You're a reader. You're a mother. And then gradually you realize that at naptime you race to your computer the way you used to race to the TV, anxious to unload the complicated emotions in your heart. You find yourself composing essays in your head, trying to make sense of that strange moment on the playground. You read Bird by Bird and start tucking index cards into your back pocket, carefully folded, as Anne Lamott advises, to keep you from looking too bulky.
You're becoming a writer.
Or maybe it didn't happen quite like that. Maybe you've always been a writer, it's something you've been doing so long you take it for granted as part of your identity. Your journals date back to grade school, and you've been writing poetry since you dotted your i's with little circles. Or maybe you discovered writing later, and found a way to make it your living, whether publishing stories, churning out manuals for software companies, or producing carefully-researched pieces for the local newspaper. But becoming a mother changed your writing life. You have a new subject. You have a new point of view.

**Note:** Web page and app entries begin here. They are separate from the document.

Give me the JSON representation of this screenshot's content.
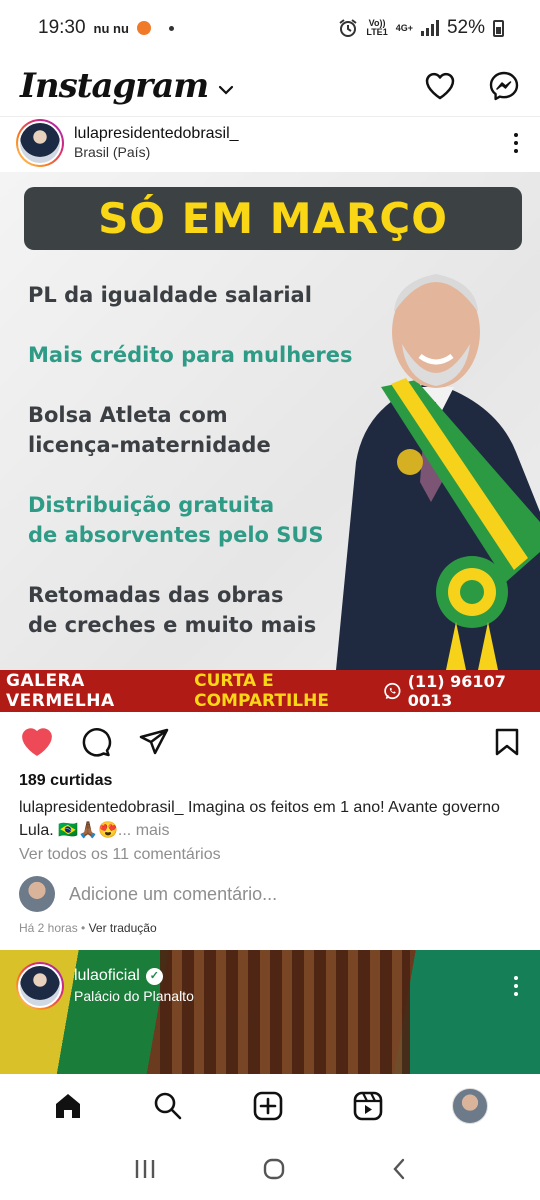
{
  "status_bar": {
    "time": "19:30",
    "notif_text": "nu nu",
    "network_top": "Vo))",
    "network_bottom": "LTE1",
    "network_type": "4G+",
    "battery": "52%",
    "icons": [
      "alarm-icon",
      "signal-icon",
      "battery-icon"
    ]
  },
  "header": {
    "app_name": "Instagram",
    "icons": [
      "chevron-down-icon",
      "heart-icon",
      "messenger-icon"
    ]
  },
  "post1": {
    "username": "lulapresidentedobrasil_",
    "location": "Brasil (País)",
    "image": {
      "banner": "SÓ EM MARÇO",
      "lines": [
        "PL da igualdade salarial",
        "Mais crédito para mulheres",
        "Bolsa Atleta com",
        "licença-maternidade",
        "Distribuição gratuita",
        "de absorventes pelo SUS",
        "Retomadas das obras",
        "de creches e muito mais"
      ],
      "footer_left": "GALERA VERMELHA",
      "footer_middle": "CURTA E COMPARTILHE",
      "footer_right": "(11) 96107 0013",
      "colors": {
        "banner_bg": "#3c4243",
        "banner_text": "#f9d616",
        "green_text": "#2e9b86",
        "footer_bg": "#b11b16"
      }
    },
    "likes": "189 curtidas",
    "caption_user": "lulapresidentedobrasil_",
    "caption_text": "Imagina os feitos em 1 ano! Avante governo Lula. 🇧🇷🙏🏾😍",
    "caption_more": "... mais",
    "view_comments": "Ver todos os 11 comentários",
    "add_comment_placeholder": "Adicione um comentário...",
    "time_ago": "Há 2 horas",
    "separator": " • ",
    "translate": "Ver tradução",
    "liked": true
  },
  "post2": {
    "username": "lulaoficial",
    "location": "Palácio do Planalto",
    "verified": true
  },
  "bottom_nav": {
    "items": [
      "home-icon",
      "search-icon",
      "create-icon",
      "reels-icon",
      "profile-avatar"
    ]
  },
  "system_nav": {
    "items": [
      "recents-icon",
      "home-circle-icon",
      "back-icon"
    ]
  }
}
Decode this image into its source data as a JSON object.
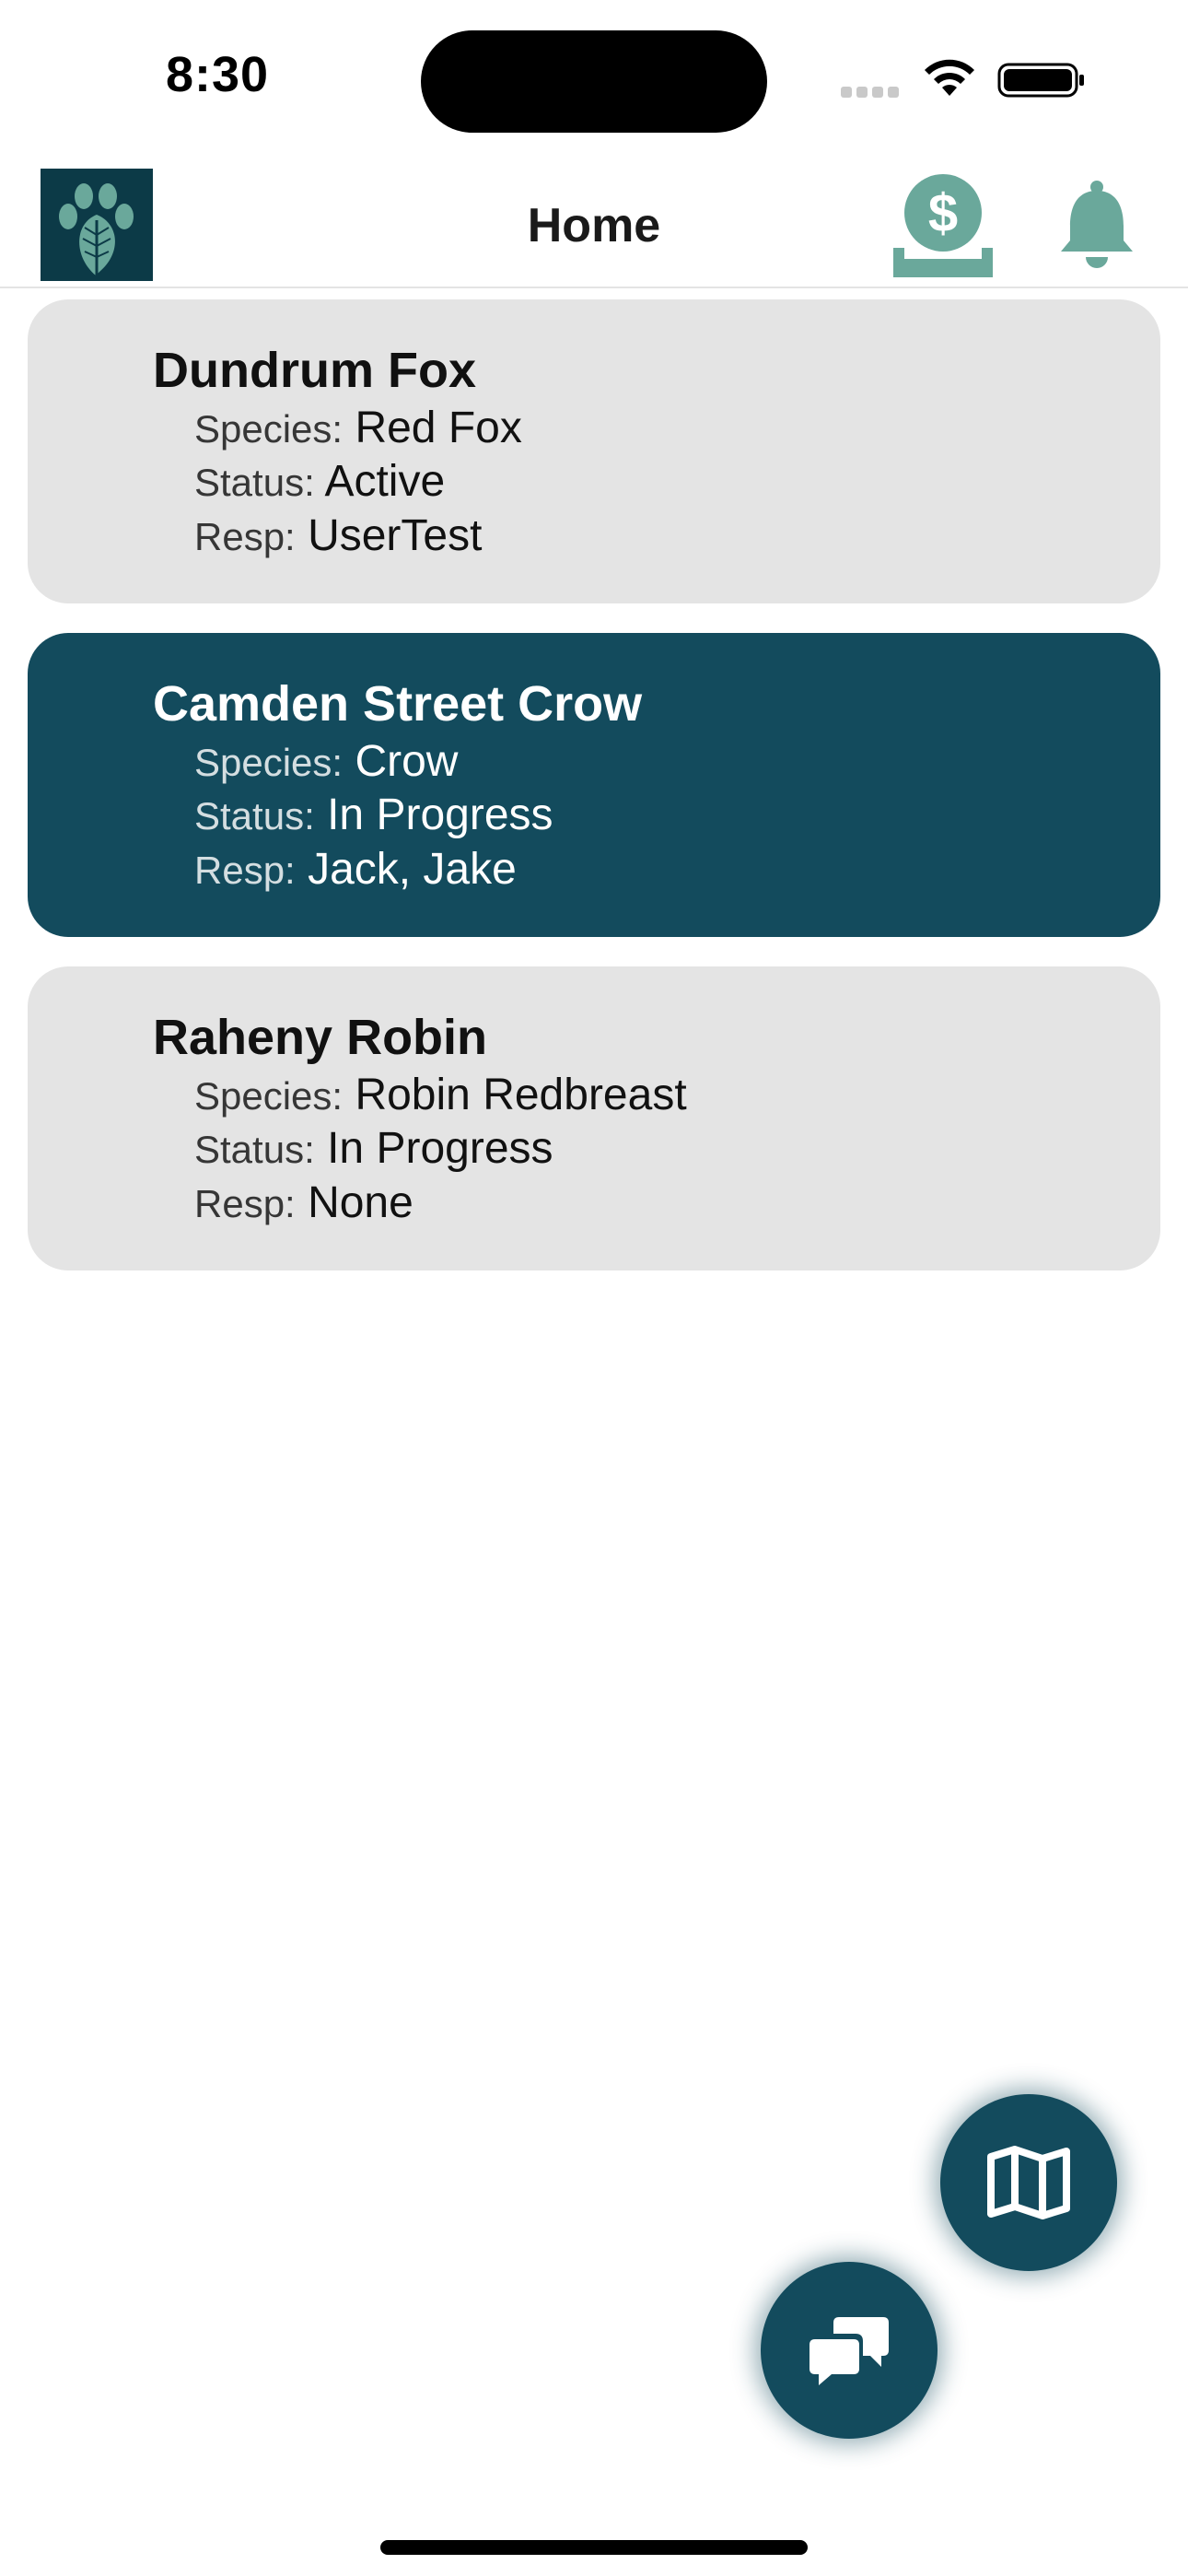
{
  "status_bar": {
    "time": "8:30"
  },
  "header": {
    "title": "Home",
    "logo_icon": "paw-feather-logo",
    "donate_icon": "dollar-coin-hand-icon",
    "notifications_icon": "bell-icon"
  },
  "cards": [
    {
      "name": "Dundrum Fox",
      "species_label": "Species:",
      "species": "Red Fox",
      "status_label": "Status:",
      "status": "Active",
      "resp_label": "Resp:",
      "resp": "UserTest",
      "selected": false
    },
    {
      "name": "Camden Street Crow",
      "species_label": "Species:",
      "species": "Crow",
      "status_label": "Status:",
      "status": "In Progress",
      "resp_label": "Resp:",
      "resp": "Jack, Jake",
      "selected": true
    },
    {
      "name": "Raheny Robin",
      "species_label": "Species:",
      "species": "Robin Redbreast",
      "status_label": "Status:",
      "status": "In Progress",
      "resp_label": "Resp:",
      "resp": "None",
      "selected": false
    }
  ],
  "fabs": {
    "map_icon": "map-icon",
    "chat_icon": "chat-bubbles-icon"
  },
  "colors": {
    "primary": "#134b5d",
    "accent": "#6aa89b",
    "card_background": "#e4e4e4",
    "logo_background": "#0c3a47"
  }
}
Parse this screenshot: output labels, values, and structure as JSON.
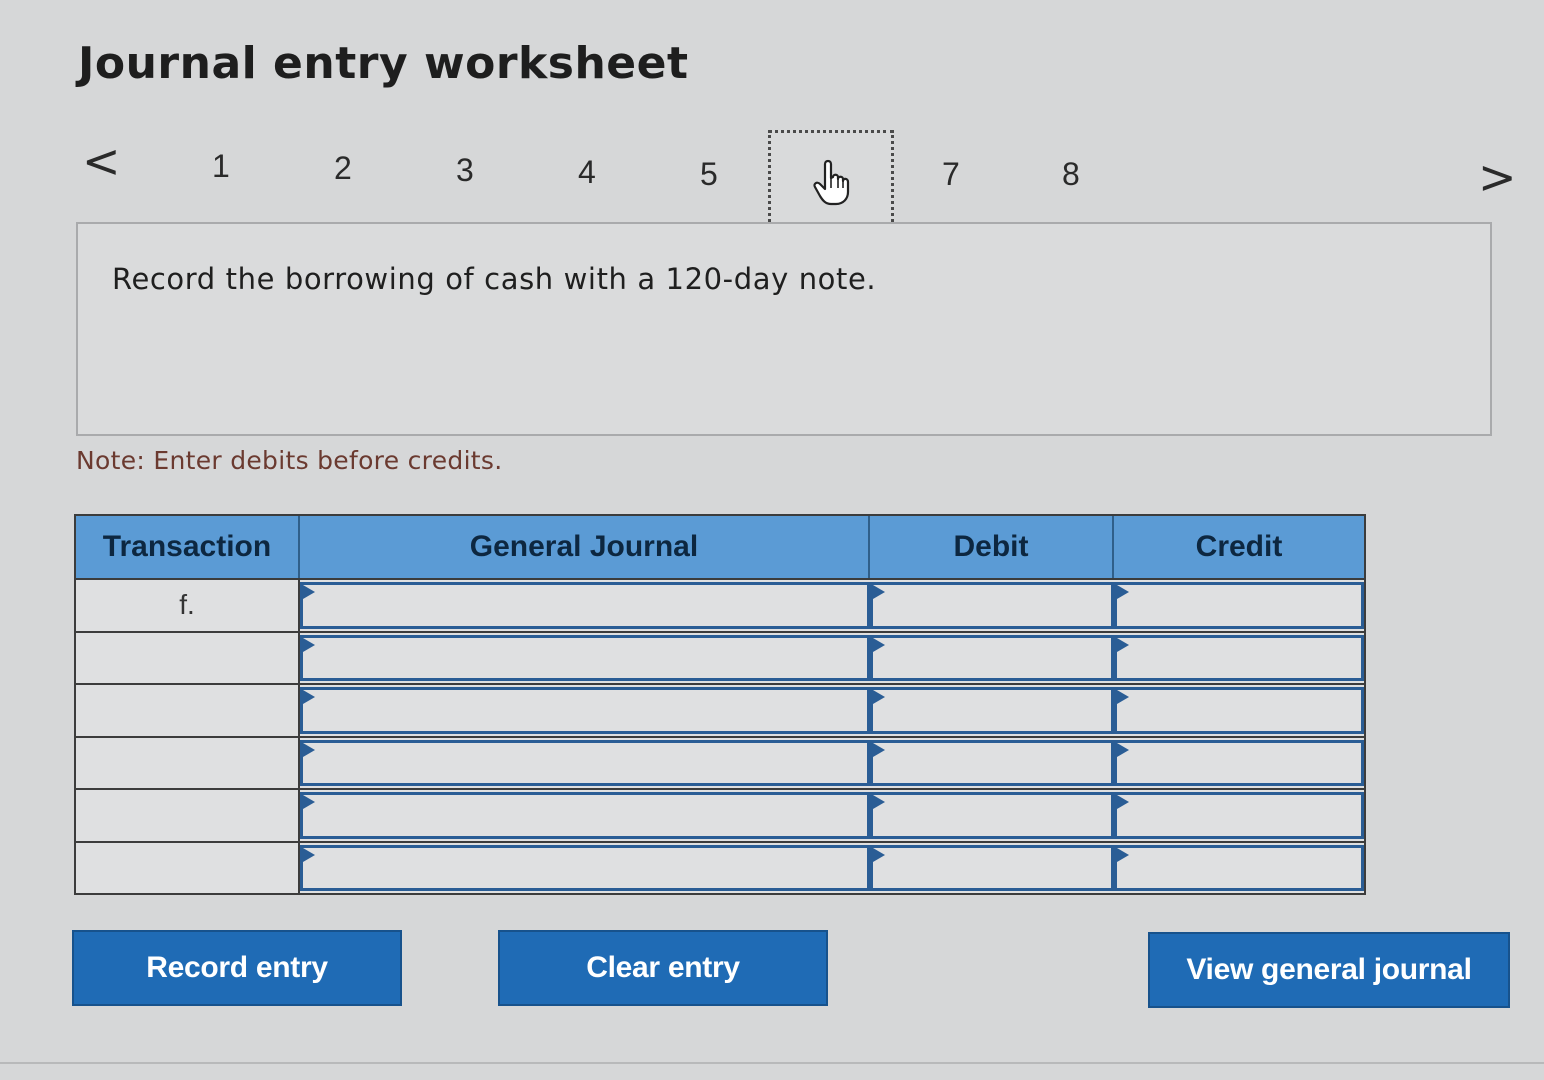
{
  "header": {
    "title": "Journal entry worksheet"
  },
  "pager": {
    "prev_label": "<",
    "next_label": ">",
    "pages": [
      "1",
      "2",
      "3",
      "4",
      "5",
      "6",
      "7",
      "8"
    ],
    "current_page_index": 5,
    "current_cursor_icon": "hand-pointer-icon"
  },
  "prompt": {
    "text": "Record the borrowing of cash with a 120-day note."
  },
  "note": {
    "text": "Note: Enter debits before credits."
  },
  "journal": {
    "columns": [
      "Transaction",
      "General Journal",
      "Debit",
      "Credit"
    ],
    "rows": [
      {
        "transaction": "f.",
        "account": "",
        "debit": "",
        "credit": ""
      },
      {
        "transaction": "",
        "account": "",
        "debit": "",
        "credit": ""
      },
      {
        "transaction": "",
        "account": "",
        "debit": "",
        "credit": ""
      },
      {
        "transaction": "",
        "account": "",
        "debit": "",
        "credit": ""
      },
      {
        "transaction": "",
        "account": "",
        "debit": "",
        "credit": ""
      },
      {
        "transaction": "",
        "account": "",
        "debit": "",
        "credit": ""
      }
    ]
  },
  "buttons": {
    "record": "Record entry",
    "clear": "Clear entry",
    "view": "View general journal"
  },
  "colors": {
    "header_blue": "#5b9bd5",
    "button_blue": "#1f6bb5",
    "note_text": "#6b3a30"
  }
}
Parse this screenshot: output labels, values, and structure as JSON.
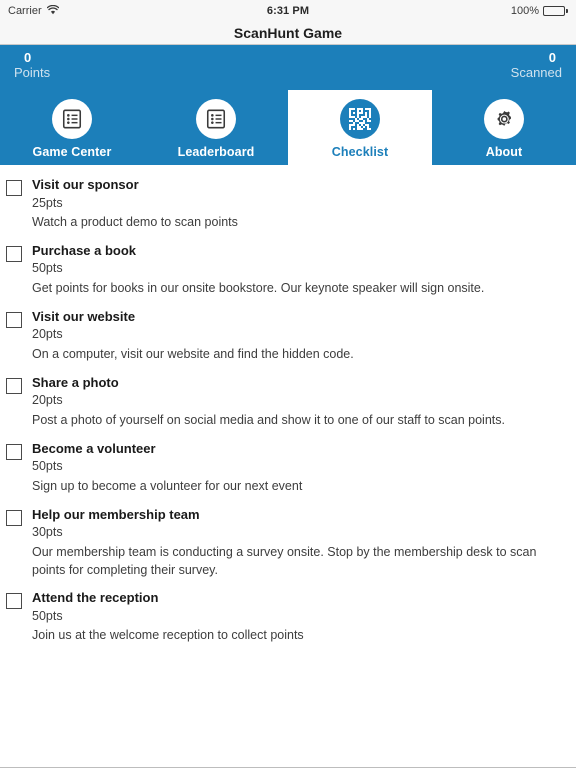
{
  "statusbar": {
    "carrier": "Carrier",
    "wifi_icon": "wifi-icon",
    "time": "6:31 PM",
    "battery_percent": "100%",
    "battery_icon": "battery-icon"
  },
  "navbar": {
    "title": "ScanHunt Game"
  },
  "colors": {
    "brand_blue": "#1c7fba",
    "header_label": "#cfe2ef",
    "active_tab_bg": "#ffffff"
  },
  "header": {
    "points": {
      "value": "0",
      "label": "Points"
    },
    "scanned": {
      "value": "0",
      "label": "Scanned"
    }
  },
  "tabs": [
    {
      "label": "Game Center",
      "icon": "list-icon",
      "active": false
    },
    {
      "label": "Leaderboard",
      "icon": "list-icon",
      "active": false
    },
    {
      "label": "Checklist",
      "icon": "qr-code-icon",
      "active": true
    },
    {
      "label": "About",
      "icon": "gear-icon",
      "active": false
    }
  ],
  "checklist": [
    {
      "title": "Visit our sponsor",
      "points": "25pts",
      "description": "Watch a product demo to scan points",
      "checked": false
    },
    {
      "title": "Purchase a book",
      "points": "50pts",
      "description": "Get points for books in our onsite bookstore. Our keynote speaker will sign onsite.",
      "checked": false
    },
    {
      "title": "Visit our website",
      "points": "20pts",
      "description": "On a computer, visit our website and find the hidden code.",
      "checked": false
    },
    {
      "title": "Share a photo",
      "points": "20pts",
      "description": "Post a photo of yourself on social media and show it to one of our staff to scan points.",
      "checked": false
    },
    {
      "title": "Become a volunteer",
      "points": "50pts",
      "description": "Sign up to become a volunteer for our next event",
      "checked": false
    },
    {
      "title": "Help our membership team",
      "points": "30pts",
      "description": "Our membership team is conducting a survey onsite. Stop by the membership desk to scan points for completing their survey.",
      "checked": false
    },
    {
      "title": "Attend the reception",
      "points": "50pts",
      "description": "Join us at the welcome reception to collect points",
      "checked": false
    }
  ]
}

However you got here, now that you're reading this, consider writing for us, the Literary Reflections section of Literary Mama. Take a moment to think about how the disparate parts of your writer-reader-mother life coexist and how they influence each other. Don't be afraid to be funny; don't be afraid to be angry. You're writing about a complicated relationship: give it its due.
Literary Reflections also looks for essays that explore the outlets for mother writers, from the private (journals, diaries) to the public (books and magazines) and those that attempt to bridge the gap (weblogs). Write about your writing group, and how you manage to workshop your stories and poems without the kids coloring too much on your drafts. Write about developing your career as a mother-writer, from your experience breaking in to publishing, to working with an editor, to doing a book tour with (or without) your children in tow.
How has your reading changed since you became a mother? What inspires and motivates your writing process? How has familiar childhood literature changed for you now as you read to your child? If your children are readers, how does their reading differ--or not--from yours, and what do you think about that? All of these are good questions to fuel an essay.
We'd also like to hear from mothers whose careers involve books. Are you a teacher? A librarian? A bookseller? How does your mothering influence your work, and vice versa?
Take a look at our archives -- this is the best way both to get a feel for what we like, and to identify what kinds of essays we haven't yet published. Make sure to read our submissions guidelines to understand the distinction between Literary Reflections and other sections of Literary Mama (we publish creative, non-fiction essays, but not Creative Nonfiction; we publish essays about books, not book reviews, and essays about writers you love, but not author profiles). Know that we have read many essays comparing writing to childbirth, and we're interested in new metaphors. And understand that if you've got a compelling take on the life of the mother-writer-reader, you'll find an audience here.
To submit to Literary Reflections, write us at LMreflectionsATliterarymamaDOTcom. Include your essay in the text of your email, together with a brief cover letter. Please make sure to put "submission" in your subject line so that your message doesn't get caught in our spam filter. We respond in 3 to 4 weeks.